WHAT THE EXERCISE ASKS:
Return all lines below containing the word "narendramodi".

# # # #

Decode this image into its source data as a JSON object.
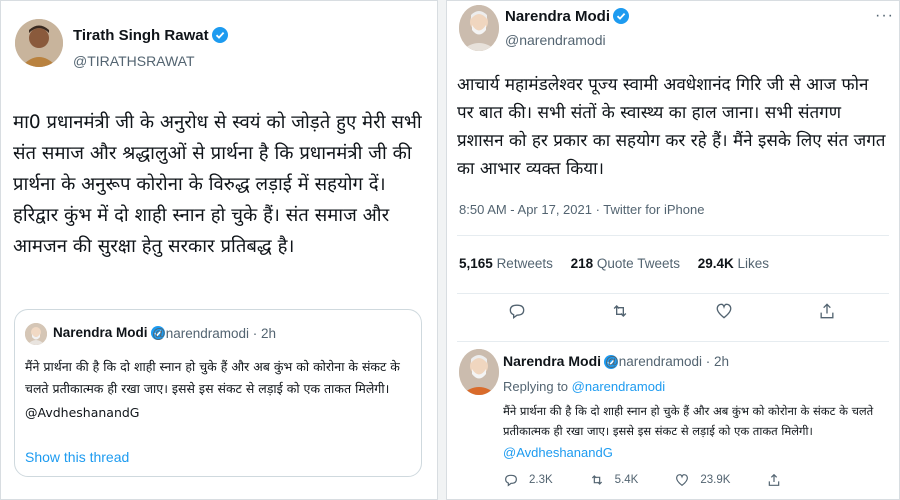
{
  "left_tweet": {
    "author_name": "Tirath Singh Rawat",
    "author_handle": "@TIRATHSRAWAT",
    "text": "मा0 प्रधानमंत्री जी के अनुरोध से स्वयं को जोड़ते हुए मेरी सभी संत समाज और श्रद्धालुओं से प्रार्थना है कि प्रधानमंत्री जी की प्रार्थना के अनुरूप कोरोना के विरुद्ध लड़ाई में सहयोग दें। हरिद्वार कुंभ में दो शाही स्नान हो चुके हैं। संत समाज और आमजन की सुरक्षा हेतु सरकार प्रतिबद्ध है।",
    "quoted": {
      "author_name": "Narendra Modi",
      "author_handle": "@narendramodi · 2h",
      "text": "मैंने प्रार्थना की है कि दो शाही स्नान हो चुके हैं और अब कुंभ को कोरोना के संकट के चलते प्रतीकात्मक ही रखा जाए। इससे इस संकट से लड़ाई को एक ताकत मिलेगी।",
      "mention": "@AvdheshanandG",
      "show_thread": "Show this thread"
    }
  },
  "right_tweet": {
    "author_name": "Narendra Modi",
    "author_handle": "@narendramodi",
    "more_label": "···",
    "text": "आचार्य महामंडलेश्वर पूज्य स्वामी अवधेशानंद गिरि जी से आज फोन पर बात की। सभी संतों के स्वास्थ्य का हाल जाना। सभी संतगण प्रशासन को हर प्रकार का सहयोग कर रहे हैं। मैंने इसके लिए संत जगत का आभार व्यक्त किया।",
    "meta": "8:50 AM - Apr 17, 2021 · Twitter for iPhone",
    "stats": {
      "retweets_count": "5,165",
      "retweets_label": "Retweets",
      "quotes_count": "218",
      "quotes_label": "Quote Tweets",
      "likes_count": "29.4K",
      "likes_label": "Likes"
    },
    "reply": {
      "author_name": "Narendra Modi",
      "author_handle": "@narendramodi · 2h",
      "replying_prefix": "Replying to",
      "replying_to": "@narendramodi",
      "text": "मैंने प्रार्थना की है कि दो शाही स्नान हो चुके हैं और अब कुंभ को कोरोना के संकट के चलते प्रतीकात्मक ही रखा जाए। इससे इस संकट से लड़ाई को एक ताकत मिलेगी।",
      "mention": "@AvdheshanandG",
      "replies": "2.3K",
      "retweets": "5.4K",
      "likes": "23.9K"
    }
  },
  "icons": {
    "verified": "verified-badge-icon",
    "reply": "reply-icon",
    "retweet": "retweet-icon",
    "like": "heart-icon",
    "share": "share-icon"
  },
  "colors": {
    "accent": "#1d9bf0",
    "text": "#0f1419",
    "muted": "#536471",
    "border": "#cfd9de"
  }
}
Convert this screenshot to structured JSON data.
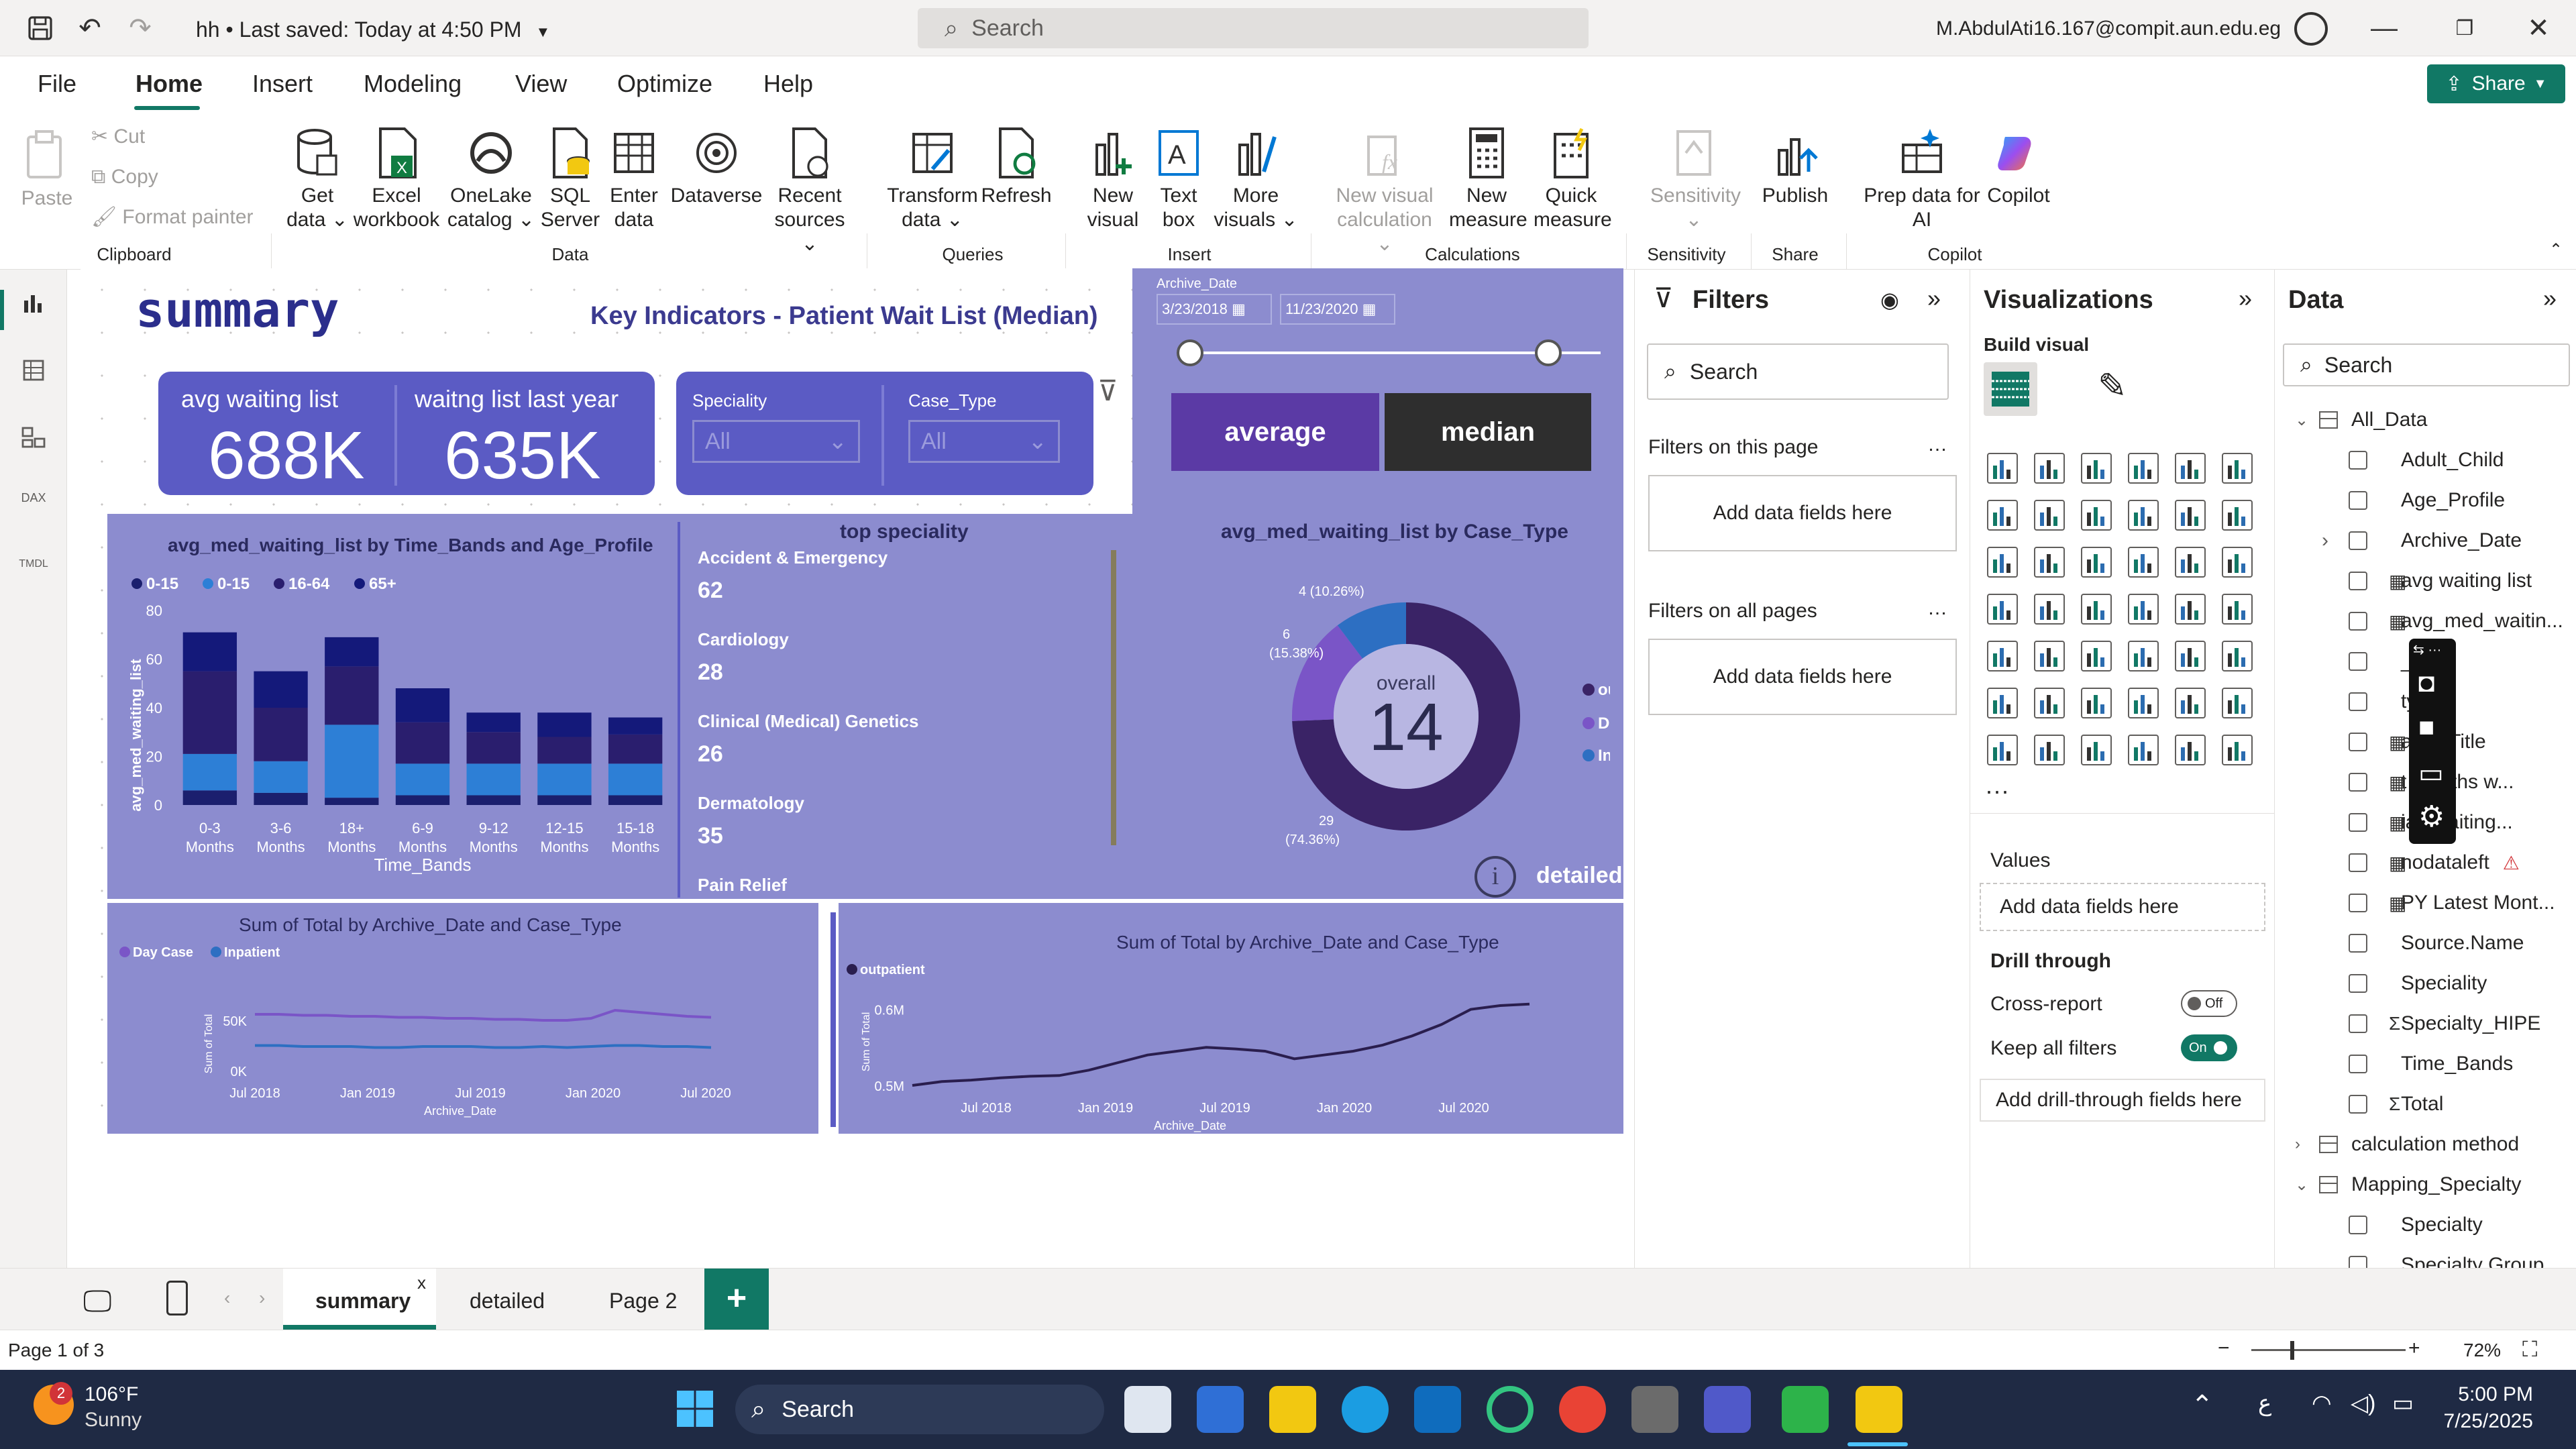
{
  "title_bar": {
    "file_name": "hh",
    "save_status": "Last saved: Today at 4:50 PM",
    "search_placeholder": "Search",
    "user_email": "M.AbdulAti16.167@compit.aun.edu.eg"
  },
  "menu": {
    "items": [
      "File",
      "Home",
      "Insert",
      "Modeling",
      "View",
      "Optimize",
      "Help"
    ],
    "active": "Home",
    "share_label": "Share"
  },
  "ribbon": {
    "clipboard": {
      "paste": "Paste",
      "cut": "Cut",
      "copy": "Copy",
      "format_painter": "Format painter",
      "group": "Clipboard"
    },
    "data": {
      "get_data": "Get data",
      "excel": "Excel workbook",
      "onelake": "OneLake catalog",
      "sql": "SQL Server",
      "enter": "Enter data",
      "dataverse": "Dataverse",
      "recent": "Recent sources",
      "group": "Data"
    },
    "queries": {
      "transform": "Transform data",
      "refresh": "Refresh",
      "group": "Queries"
    },
    "insert": {
      "new_visual": "New visual",
      "text_box": "Text box",
      "more_visuals": "More visuals",
      "group": "Insert"
    },
    "calculations": {
      "new_visual_calc": "New visual calculation",
      "new_measure": "New measure",
      "quick_measure": "Quick measure",
      "group": "Calculations"
    },
    "sensitivity": {
      "label": "Sensitivity",
      "group": "Sensitivity"
    },
    "share": {
      "publish": "Publish",
      "group": "Share"
    },
    "copilot": {
      "prep": "Prep data for AI",
      "copilot": "Copilot",
      "group": "Copilot"
    }
  },
  "report": {
    "title": "summary",
    "subtitle": "Key Indicators - Patient Wait List (Median)",
    "kpi": {
      "avg_label": "avg waiting list",
      "avg_value": "688K",
      "last_year_label": "waitng list last year",
      "last_year_value": "635K"
    },
    "slicers": {
      "speciality_label": "Speciality",
      "speciality_value": "All",
      "case_type_label": "Case_Type",
      "case_type_value": "All"
    },
    "date_slicer": {
      "label": "Archive_Date",
      "start": "3/23/2018",
      "end": "11/23/2020"
    },
    "buttons": {
      "average": "average",
      "median": "median",
      "detailed": "detailed"
    },
    "top_speciality": {
      "title": "top speciality",
      "items": [
        {
          "name": "Accident & Emergency",
          "value": "62"
        },
        {
          "name": "Cardiology",
          "value": "28"
        },
        {
          "name": "Clinical (Medical) Genetics",
          "value": "26"
        },
        {
          "name": "Dermatology",
          "value": "35"
        },
        {
          "name": "Pain Relief",
          "value": ""
        }
      ]
    },
    "donut_title": "avg_med_waiting_list by Case_Type",
    "donut_center_label": "overall",
    "donut_center_value": "14",
    "donut_labels": [
      "4 (10.26%)",
      "6 (15.38%)",
      "29 (74.36%)"
    ]
  },
  "chart_data": [
    {
      "type": "bar",
      "title": "avg_med_waiting_list by Time_Bands and Age_Profile",
      "xlabel": "Time_Bands",
      "ylabel": "avg_med_waiting_list",
      "ylim": [
        0,
        80
      ],
      "yticks": [
        0,
        20,
        40,
        60,
        80
      ],
      "categories": [
        "0-3 Months",
        "3-6 Months",
        "18+ Months",
        "6-9 Months",
        "9-12 Months",
        "12-15 Months",
        "15-18 Months"
      ],
      "series": [
        {
          "name": "0-15",
          "color": "#1b1f6e",
          "values": [
            6,
            5,
            3,
            4,
            4,
            4,
            4
          ]
        },
        {
          "name": "0-15",
          "color": "#2d7fd6",
          "values": [
            15,
            13,
            30,
            13,
            13,
            13,
            13
          ]
        },
        {
          "name": "16-64",
          "color": "#2a1e6e",
          "values": [
            34,
            22,
            24,
            17,
            13,
            11,
            12
          ]
        },
        {
          "name": "65+",
          "color": "#14197a",
          "values": [
            16,
            15,
            12,
            14,
            8,
            10,
            7
          ]
        }
      ],
      "stacked": true,
      "legend": "top-left"
    },
    {
      "type": "donut",
      "title": "avg_med_waiting_list by Case_Type",
      "categories": [
        "outpatient",
        "Day Case",
        "Inpatient"
      ],
      "values": [
        29,
        6,
        4
      ],
      "colors": [
        "#3a2366",
        "#7a55c7",
        "#2d6fc2"
      ],
      "legend": "right"
    },
    {
      "type": "line",
      "title": "Sum of Total by Archive_Date and Case_Type",
      "xlabel": "Archive_Date",
      "ylabel": "Sum of Total",
      "xticks": [
        "Jul 2018",
        "Jan 2019",
        "Jul 2019",
        "Jan 2020",
        "Jul 2020"
      ],
      "yticks": [
        "0K",
        "50K"
      ],
      "ylim": [
        0,
        80
      ],
      "series": [
        {
          "name": "Day Case",
          "color": "#7a55c7",
          "values": [
            56,
            56,
            55,
            55,
            54,
            54,
            53,
            53,
            52,
            52,
            51,
            51,
            50,
            50,
            52,
            60,
            58,
            56,
            54,
            53
          ]
        },
        {
          "name": "Inpatient",
          "color": "#2d6fc2",
          "values": [
            25,
            25,
            24,
            24,
            24,
            23,
            23,
            24,
            24,
            24,
            23,
            23,
            24,
            23,
            24,
            25,
            25,
            24,
            24,
            23
          ]
        }
      ],
      "legend": "top-left"
    },
    {
      "type": "line",
      "title": "Sum of Total by Archive_Date and Case_Type",
      "xlabel": "Archive_Date",
      "ylabel": "Sum of Total",
      "xticks": [
        "Jul 2018",
        "Jan 2019",
        "Jul 2019",
        "Jan 2020",
        "Jul 2020"
      ],
      "yticks": [
        "0.5M",
        "0.6M"
      ],
      "ylim": [
        0.5,
        0.65
      ],
      "series": [
        {
          "name": "outpatient",
          "color": "#2a1e4e",
          "values": [
            0.5,
            0.505,
            0.507,
            0.51,
            0.512,
            0.513,
            0.52,
            0.53,
            0.54,
            0.545,
            0.55,
            0.548,
            0.545,
            0.535,
            0.54,
            0.545,
            0.553,
            0.565,
            0.58,
            0.6,
            0.605,
            0.607
          ]
        }
      ],
      "legend": "top-left"
    }
  ],
  "filters_pane": {
    "title": "Filters",
    "search": "Search",
    "on_page": "Filters on this page",
    "on_all": "Filters on all pages",
    "add_fields": "Add data fields here"
  },
  "viz_pane": {
    "title": "Visualizations",
    "build": "Build visual",
    "values": "Values",
    "add_fields": "Add data fields here",
    "drill": "Drill through",
    "cross_report": "Cross-report",
    "cross_state": "Off",
    "keep_filters": "Keep all filters",
    "keep_state": "On",
    "add_drill": "Add drill-through fields here"
  },
  "data_pane": {
    "title": "Data",
    "search": "Search",
    "fields": [
      {
        "label": "All_Data",
        "kind": "table",
        "level": 0,
        "expanded": true
      },
      {
        "label": "Adult_Child",
        "kind": "field",
        "level": 1
      },
      {
        "label": "Age_Profile",
        "kind": "field",
        "level": 1
      },
      {
        "label": "Archive_Date",
        "kind": "field",
        "level": 1,
        "expandable": true
      },
      {
        "label": "avg waiting list",
        "kind": "measure",
        "level": 1
      },
      {
        "label": "avg_med_waitin...",
        "kind": "measure",
        "level": 1
      },
      {
        "label": "_Type",
        "kind": "field",
        "level": 1
      },
      {
        "label": "type 2",
        "kind": "field",
        "level": 1
      },
      {
        "label": "amic Title",
        "kind": "measure",
        "level": 1
      },
      {
        "label": "t months w...",
        "kind": "measure",
        "level": 1
      },
      {
        "label": "ian waiting...",
        "kind": "measure",
        "level": 1
      },
      {
        "label": "nodataleft",
        "kind": "measure",
        "level": 1,
        "warn": true
      },
      {
        "label": "PY Latest Mont...",
        "kind": "measure",
        "level": 1
      },
      {
        "label": "Source.Name",
        "kind": "field",
        "level": 1
      },
      {
        "label": "Speciality",
        "kind": "field",
        "level": 1
      },
      {
        "label": "Specialty_HIPE",
        "kind": "sum",
        "level": 1
      },
      {
        "label": "Time_Bands",
        "kind": "field",
        "level": 1
      },
      {
        "label": "Total",
        "kind": "sum",
        "level": 1
      },
      {
        "label": "calculation method",
        "kind": "table",
        "level": 0,
        "expanded": false
      },
      {
        "label": "Mapping_Specialty",
        "kind": "table",
        "level": 0,
        "expanded": true
      },
      {
        "label": "Specialty",
        "kind": "field",
        "level": 1
      },
      {
        "label": "Specialty Group",
        "kind": "field",
        "level": 1
      }
    ]
  },
  "tabs": {
    "items": [
      "summary",
      "detailed",
      "Page 2"
    ],
    "active": "summary",
    "add": "+"
  },
  "status": {
    "page": "Page 1 of 3",
    "zoom": "72%"
  },
  "taskbar": {
    "weather_temp": "106°F",
    "weather_desc": "Sunny",
    "weather_badge": "2",
    "search": "Search",
    "time": "5:00 PM",
    "date": "7/25/2025",
    "lang": "ع"
  }
}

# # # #

RESPONSE:
      "author_handle": "@narendramodi · 2h",
    "author_handle": "@narendramodi",
      "author_handle": "@narendramodi · 2h",
      "replying_to": "@narendramodi",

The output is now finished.